WORK TASK | What is needed is an exact copy of every entry below, minus the images.
INPUT DATA: Begin
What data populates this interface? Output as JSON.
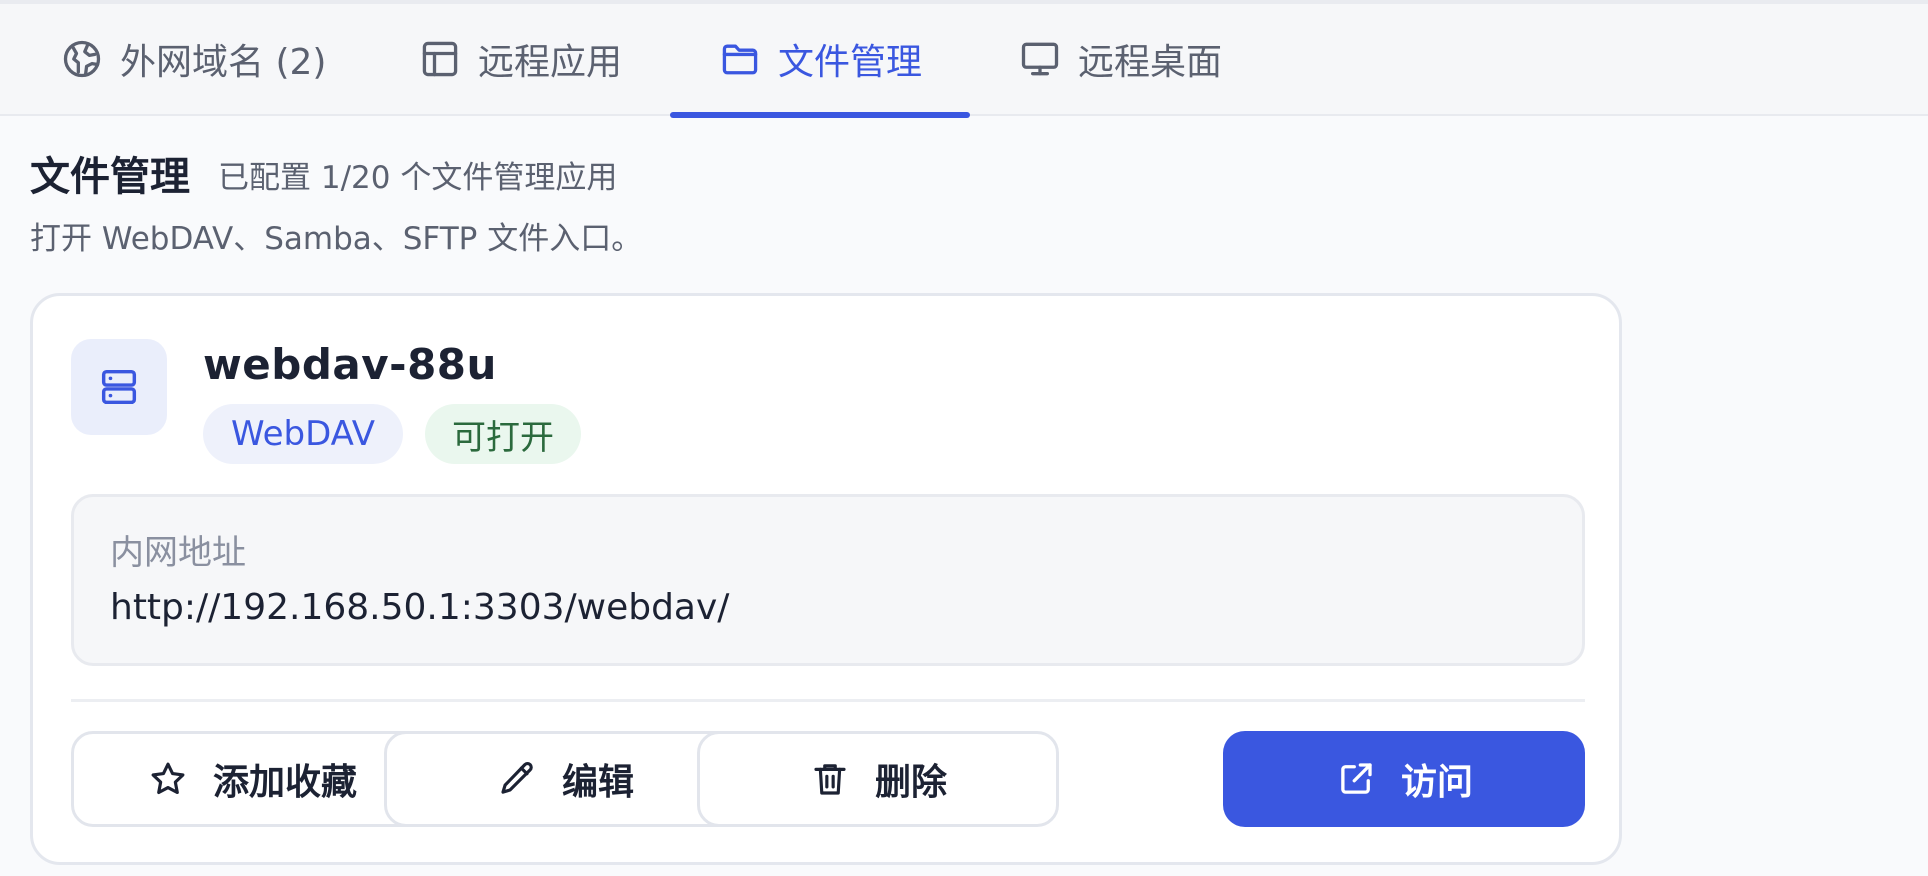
{
  "tabs": [
    {
      "label": "外网域名 (2)",
      "icon": "globe-icon"
    },
    {
      "label": "远程应用",
      "icon": "app-layout-icon"
    },
    {
      "label": "文件管理",
      "icon": "folder-icon",
      "active": true
    },
    {
      "label": "远程桌面",
      "icon": "monitor-icon"
    }
  ],
  "header": {
    "title": "文件管理",
    "subtitle": "已配置 1/20 个文件管理应用",
    "description": "打开 WebDAV、Samba、SFTP 文件入口。"
  },
  "card": {
    "icon": "server-icon",
    "name": "webdav-88u",
    "type_badge": "WebDAV",
    "status_badge": "可打开",
    "address_label": "内网地址",
    "address_value": "http://192.168.50.1:3303/webdav/",
    "actions": {
      "favorite": "添加收藏",
      "edit": "编辑",
      "delete": "删除",
      "visit": "访问"
    }
  },
  "colors": {
    "accent": "#3a57e0",
    "status_bg": "#eaf7ee",
    "status_text": "#2b6a3d"
  }
}
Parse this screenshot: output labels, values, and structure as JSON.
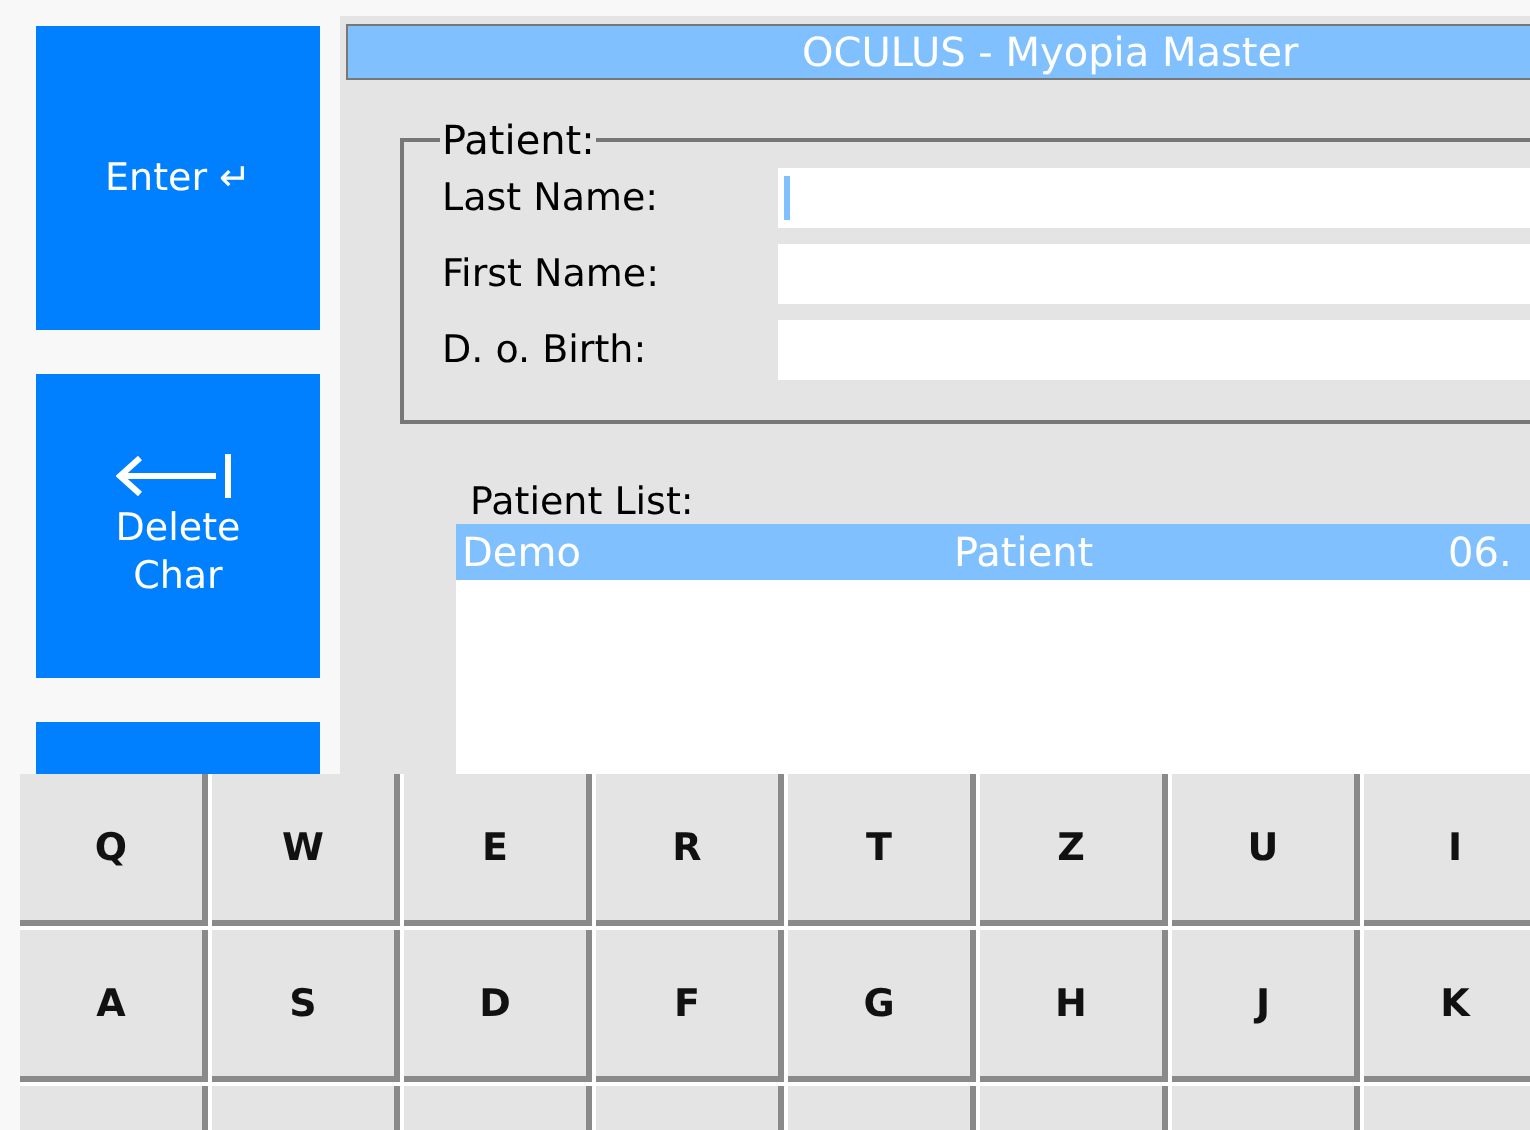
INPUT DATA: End
EXPECTED ANSWER |
What data populates this interface? Output as JSON.
{
  "tabs": [
    {
      "label": "外网域名 (2)",
      "icon": "globe-icon"
    },
    {
      "label": "远程应用",
      "icon": "app-layout-icon"
    },
    {
      "label": "文件管理",
      "icon": "folder-icon",
      "active": true
    },
    {
      "label": "远程桌面",
      "icon": "monitor-icon"
    }
  ],
  "header": {
    "title": "文件管理",
    "subtitle": "已配置 1/20 个文件管理应用",
    "description": "打开 WebDAV、Samba、SFTP 文件入口。"
  },
  "card": {
    "icon": "server-icon",
    "name": "webdav-88u",
    "type_badge": "WebDAV",
    "status_badge": "可打开",
    "address_label": "内网地址",
    "address_value": "http://192.168.50.1:3303/webdav/",
    "actions": {
      "favorite": "添加收藏",
      "edit": "编辑",
      "delete": "删除",
      "visit": "访问"
    }
  },
  "colors": {
    "accent": "#3a57e0",
    "status_bg": "#eaf7ee",
    "status_text": "#2b6a3d"
  }
}
Parse this screenshot: output labels, values, and structure as JSON.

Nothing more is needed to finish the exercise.